Element data from apps and pages:

--------

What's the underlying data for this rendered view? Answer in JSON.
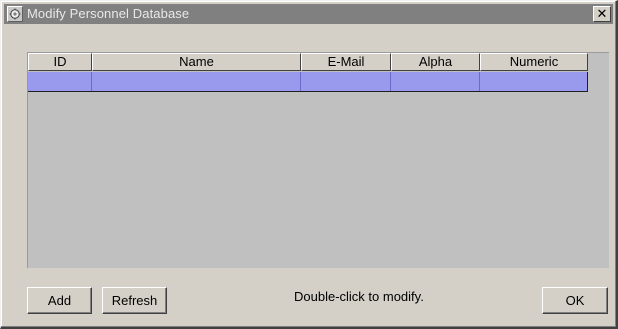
{
  "window": {
    "title": "Modify Personnel Database",
    "close_label": "✕"
  },
  "table": {
    "columns": [
      "ID",
      "Name",
      "E-Mail",
      "Alpha",
      "Numeric"
    ]
  },
  "footer": {
    "add_label": "Add",
    "refresh_label": "Refresh",
    "hint_text": "Double-click to modify.",
    "ok_label": "OK"
  },
  "colors": {
    "selected_row": "#9999ee",
    "titlebar": "#808080",
    "dialog_face": "#d4d0c8"
  }
}
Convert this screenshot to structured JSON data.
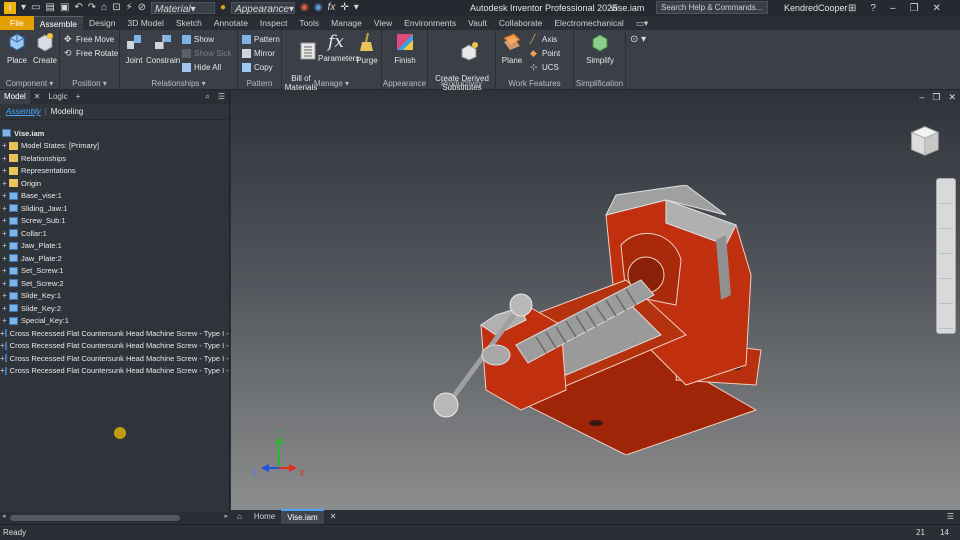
{
  "titlebar": {
    "material": "Material",
    "appearance": "Appearance",
    "app_title": "Autodesk Inventor Professional 2025",
    "file_title": "Vise.iam",
    "search_placeholder": "Search Help & Commands...",
    "user": "KendredCooper"
  },
  "ribbon_tabs": [
    "File",
    "Assemble",
    "Design",
    "3D Model",
    "Sketch",
    "Annotate",
    "Inspect",
    "Tools",
    "Manage",
    "View",
    "Environments",
    "Vault",
    "Collaborate",
    "Electromechanical"
  ],
  "ribbon": {
    "component": {
      "label": "Component",
      "place": "Place",
      "create": "Create"
    },
    "position": {
      "label": "Position",
      "free_move": "Free Move",
      "free_rotate": "Free Rotate"
    },
    "relationships": {
      "label": "Relationships",
      "joint": "Joint",
      "constrain": "Constrain",
      "show": "Show",
      "show_sick": "Show Sick",
      "hide_all": "Hide All"
    },
    "pattern": {
      "label": "Pattern",
      "pattern": "Pattern",
      "mirror": "Mirror",
      "copy": "Copy"
    },
    "manage": {
      "label": "Manage",
      "bom": "Bill of\nMaterials",
      "parameters": "Parameters",
      "purge": "Purge"
    },
    "appearance": {
      "label": "Appearance",
      "finish": "Finish"
    },
    "productivity": {
      "label": "Productivity",
      "create_derived": "Create Derived\nSubstitutes"
    },
    "work_features": {
      "label": "Work Features",
      "plane": "Plane",
      "axis": "Axis",
      "point": "Point",
      "ucs": "UCS"
    },
    "simplification": {
      "label": "Simplification",
      "simplify": "Simplify"
    }
  },
  "browser": {
    "tabs": [
      "Model",
      "Logic"
    ],
    "subtab_assembly": "Assembly",
    "subtab_modeling": "Modeling",
    "root": "Vise.iam",
    "items": [
      {
        "label": "Model States: [Primary]",
        "type": "folder"
      },
      {
        "label": "Relationships",
        "type": "folder"
      },
      {
        "label": "Representations",
        "type": "folder"
      },
      {
        "label": "Origin",
        "type": "folder"
      },
      {
        "label": "Base_vise:1",
        "type": "part"
      },
      {
        "label": "Sliding_Jaw:1",
        "type": "part"
      },
      {
        "label": "Screw_Sub:1",
        "type": "part"
      },
      {
        "label": "Collar:1",
        "type": "part"
      },
      {
        "label": "Jaw_Plate:1",
        "type": "part"
      },
      {
        "label": "Jaw_Plate:2",
        "type": "part"
      },
      {
        "label": "Set_Screw:1",
        "type": "part"
      },
      {
        "label": "Set_Screw:2",
        "type": "part"
      },
      {
        "label": "Slide_Key:1",
        "type": "part"
      },
      {
        "label": "Slide_Key:2",
        "type": "part"
      },
      {
        "label": "Special_Key:1",
        "type": "part"
      },
      {
        "label": "Cross Recessed Flat Countersunk Head Machine Screw - Type I - Inc",
        "type": "part"
      },
      {
        "label": "Cross Recessed Flat Countersunk Head Machine Screw - Type I - Inc",
        "type": "part"
      },
      {
        "label": "Cross Recessed Flat Countersunk Head Machine Screw - Type I - Inc",
        "type": "part"
      },
      {
        "label": "Cross Recessed Flat Countersunk Head Machine Screw - Type I - Inc",
        "type": "part"
      }
    ]
  },
  "document_tabs": [
    "Home",
    "Vise.iam"
  ],
  "status": {
    "text": "Ready",
    "num1": "21",
    "num2": "14"
  },
  "axes": {
    "x": "X",
    "y": "Y",
    "z": "Z"
  },
  "colors": {
    "file_tab": "#e5a000",
    "part_red": "#c0300f",
    "accent": "#4aa3ff"
  }
}
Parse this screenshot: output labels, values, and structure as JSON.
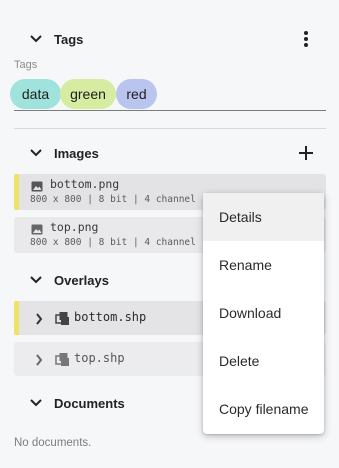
{
  "tags": {
    "title": "Tags",
    "caption": "Tags",
    "items": [
      {
        "label": "data",
        "color": "#a0e3dc"
      },
      {
        "label": "green",
        "color": "#d6eca0"
      },
      {
        "label": "red",
        "color": "#b9c4ef"
      }
    ]
  },
  "images": {
    "title": "Images",
    "items": [
      {
        "name": "bottom.png",
        "meta": "800 x 800 | 8 bit | 4 channel",
        "active": true
      },
      {
        "name": "top.png",
        "meta": "800 x 800 | 8 bit | 4 channel",
        "active": false
      }
    ]
  },
  "overlays": {
    "title": "Overlays",
    "items": [
      {
        "name": "bottom.shp",
        "active": true
      },
      {
        "name": "top.shp",
        "active": false
      }
    ]
  },
  "documents": {
    "title": "Documents",
    "empty_text": "No documents."
  },
  "context_menu": {
    "items": [
      "Details",
      "Rename",
      "Download",
      "Delete",
      "Copy filename"
    ]
  },
  "colors": {
    "accent": "#f0e264"
  }
}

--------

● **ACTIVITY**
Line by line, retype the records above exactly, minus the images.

● **ANSWER TO THIS TASK**
What's the underlying data for this rendered view? Answer in JSON.
{
  "window": {
    "title": "Modify Personnel Database",
    "close_label": "✕"
  },
  "table": {
    "columns": [
      "ID",
      "Name",
      "E-Mail",
      "Alpha",
      "Numeric"
    ]
  },
  "footer": {
    "add_label": "Add",
    "refresh_label": "Refresh",
    "hint_text": "Double-click to modify.",
    "ok_label": "OK"
  },
  "colors": {
    "selected_row": "#9999ee",
    "titlebar": "#808080",
    "dialog_face": "#d4d0c8"
  }
}
Convert this screenshot to structured JSON data.
{
  "titlebar": {
    "material": "Material",
    "appearance": "Appearance",
    "app_title": "Autodesk Inventor Professional 2025",
    "file_title": "Vise.iam",
    "search_placeholder": "Search Help & Commands...",
    "user": "KendredCooper"
  },
  "ribbon_tabs": [
    "File",
    "Assemble",
    "Design",
    "3D Model",
    "Sketch",
    "Annotate",
    "Inspect",
    "Tools",
    "Manage",
    "View",
    "Environments",
    "Vault",
    "Collaborate",
    "Electromechanical"
  ],
  "ribbon": {
    "component": {
      "label": "Component",
      "place": "Place",
      "create": "Create"
    },
    "position": {
      "label": "Position",
      "free_move": "Free Move",
      "free_rotate": "Free Rotate"
    },
    "relationships": {
      "label": "Relationships",
      "joint": "Joint",
      "constrain": "Constrain",
      "show": "Show",
      "show_sick": "Show Sick",
      "hide_all": "Hide All"
    },
    "pattern": {
      "label": "Pattern",
      "pattern": "Pattern",
      "mirror": "Mirror",
      "copy": "Copy"
    },
    "manage": {
      "label": "Manage",
      "bom": "Bill of\nMaterials",
      "parameters": "Parameters",
      "purge": "Purge"
    },
    "appearance": {
      "label": "Appearance",
      "finish": "Finish"
    },
    "productivity": {
      "label": "Productivity",
      "create_derived": "Create Derived\nSubstitutes"
    },
    "work_features": {
      "label": "Work Features",
      "plane": "Plane",
      "axis": "Axis",
      "point": "Point",
      "ucs": "UCS"
    },
    "simplification": {
      "label": "Simplification",
      "simplify": "Simplify"
    }
  },
  "browser": {
    "tabs": [
      "Model",
      "Logic"
    ],
    "subtab_assembly": "Assembly",
    "subtab_modeling": "Modeling",
    "root": "Vise.iam",
    "items": [
      {
        "label": "Model States: [Primary]",
        "type": "folder"
      },
      {
        "label": "Relationships",
        "type": "folder"
      },
      {
        "label": "Representations",
        "type": "folder"
      },
      {
        "label": "Origin",
        "type": "folder"
      },
      {
        "label": "Base_vise:1",
        "type": "part"
      },
      {
        "label": "Sliding_Jaw:1",
        "type": "part"
      },
      {
        "label": "Screw_Sub:1",
        "type": "part"
      },
      {
        "label": "Collar:1",
        "type": "part"
      },
      {
        "label": "Jaw_Plate:1",
        "type": "part"
      },
      {
        "label": "Jaw_Plate:2",
        "type": "part"
      },
      {
        "label": "Set_Screw:1",
        "type": "part"
      },
      {
        "label": "Set_Screw:2",
        "type": "part"
      },
      {
        "label": "Slide_Key:1",
        "type": "part"
      },
      {
        "label": "Slide_Key:2",
        "type": "part"
      },
      {
        "label": "Special_Key:1",
        "type": "part"
      },
      {
        "label": "Cross Recessed Flat Countersunk Head Machine Screw - Type I - Inc",
        "type": "part"
      },
      {
        "label": "Cross Recessed Flat Countersunk Head Machine Screw - Type I - Inc",
        "type": "part"
      },
      {
        "label": "Cross Recessed Flat Countersunk Head Machine Screw - Type I - Inc",
        "type": "part"
      },
      {
        "label": "Cross Recessed Flat Countersunk Head Machine Screw - Type I - Inc",
        "type": "part"
      }
    ]
  },
  "document_tabs": [
    "Home",
    "Vise.iam"
  ],
  "status": {
    "text": "Ready",
    "num1": "21",
    "num2": "14"
  },
  "axes": {
    "x": "X",
    "y": "Y",
    "z": "Z"
  },
  "colors": {
    "file_tab": "#e5a000",
    "part_red": "#c0300f",
    "accent": "#4aa3ff"
  }
}
Parse this screenshot: output labels, values, and structure as JSON.
{
  "tags": {
    "title": "Tags",
    "caption": "Tags",
    "items": [
      {
        "label": "data",
        "color": "#a0e3dc"
      },
      {
        "label": "green",
        "color": "#d6eca0"
      },
      {
        "label": "red",
        "color": "#b9c4ef"
      }
    ]
  },
  "images": {
    "title": "Images",
    "items": [
      {
        "name": "bottom.png",
        "meta": "800 x 800 | 8 bit | 4 channel",
        "active": true
      },
      {
        "name": "top.png",
        "meta": "800 x 800 | 8 bit | 4 channel",
        "active": false
      }
    ]
  },
  "overlays": {
    "title": "Overlays",
    "items": [
      {
        "name": "bottom.shp",
        "active": true
      },
      {
        "name": "top.shp",
        "active": false
      }
    ]
  },
  "documents": {
    "title": "Documents",
    "empty_text": "No documents."
  },
  "context_menu": {
    "items": [
      "Details",
      "Rename",
      "Download",
      "Delete",
      "Copy filename"
    ]
  },
  "colors": {
    "accent": "#f0e264"
  }
}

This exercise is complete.